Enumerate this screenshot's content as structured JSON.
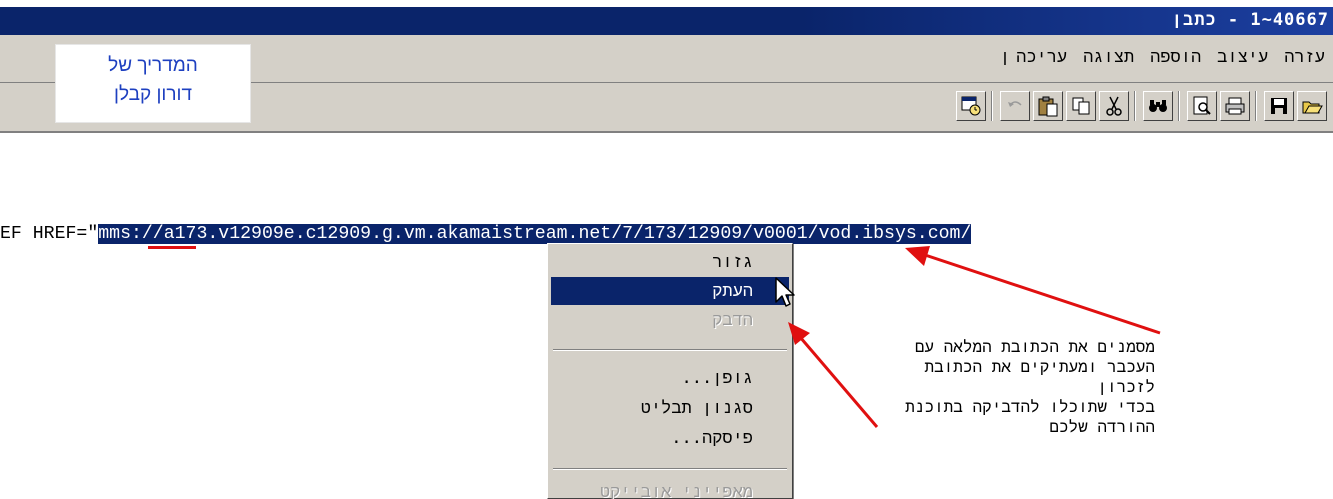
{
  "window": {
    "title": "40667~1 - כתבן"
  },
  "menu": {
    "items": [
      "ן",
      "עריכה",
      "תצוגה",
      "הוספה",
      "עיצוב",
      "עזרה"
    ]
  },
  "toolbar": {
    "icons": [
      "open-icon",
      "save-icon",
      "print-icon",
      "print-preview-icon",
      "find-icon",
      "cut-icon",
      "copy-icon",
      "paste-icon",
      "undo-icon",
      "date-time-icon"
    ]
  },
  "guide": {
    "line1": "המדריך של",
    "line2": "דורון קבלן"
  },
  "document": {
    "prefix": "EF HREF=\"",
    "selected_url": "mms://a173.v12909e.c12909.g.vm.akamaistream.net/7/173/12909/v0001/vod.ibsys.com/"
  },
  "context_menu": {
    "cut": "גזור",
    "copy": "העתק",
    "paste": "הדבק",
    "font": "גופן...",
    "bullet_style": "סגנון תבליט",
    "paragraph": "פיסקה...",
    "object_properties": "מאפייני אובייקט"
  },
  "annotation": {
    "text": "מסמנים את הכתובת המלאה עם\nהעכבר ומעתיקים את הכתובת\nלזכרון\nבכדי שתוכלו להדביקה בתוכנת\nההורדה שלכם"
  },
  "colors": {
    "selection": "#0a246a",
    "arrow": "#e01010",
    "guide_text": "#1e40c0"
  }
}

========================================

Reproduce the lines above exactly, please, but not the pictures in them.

Enumerate this screenshot's content as structured JSON.
{
  "window": {
    "title": "40667~1 - כתבן"
  },
  "menu": {
    "items": [
      "ן",
      "עריכה",
      "תצוגה",
      "הוספה",
      "עיצוב",
      "עזרה"
    ]
  },
  "toolbar": {
    "icons": [
      "open-icon",
      "save-icon",
      "print-icon",
      "print-preview-icon",
      "find-icon",
      "cut-icon",
      "copy-icon",
      "paste-icon",
      "undo-icon",
      "date-time-icon"
    ]
  },
  "guide": {
    "line1": "המדריך של",
    "line2": "דורון קבלן"
  },
  "document": {
    "prefix": "EF HREF=\"",
    "selected_url": "mms://a173.v12909e.c12909.g.vm.akamaistream.net/7/173/12909/v0001/vod.ibsys.com/"
  },
  "context_menu": {
    "cut": "גזור",
    "copy": "העתק",
    "paste": "הדבק",
    "font": "גופן...",
    "bullet_style": "סגנון תבליט",
    "paragraph": "פיסקה...",
    "object_properties": "מאפייני אובייקט"
  },
  "annotation": {
    "text": "מסמנים את הכתובת המלאה עם\nהעכבר ומעתיקים את הכתובת\nלזכרון\nבכדי שתוכלו להדביקה בתוכנת\nההורדה שלכם"
  },
  "colors": {
    "selection": "#0a246a",
    "arrow": "#e01010",
    "guide_text": "#1e40c0"
  }
}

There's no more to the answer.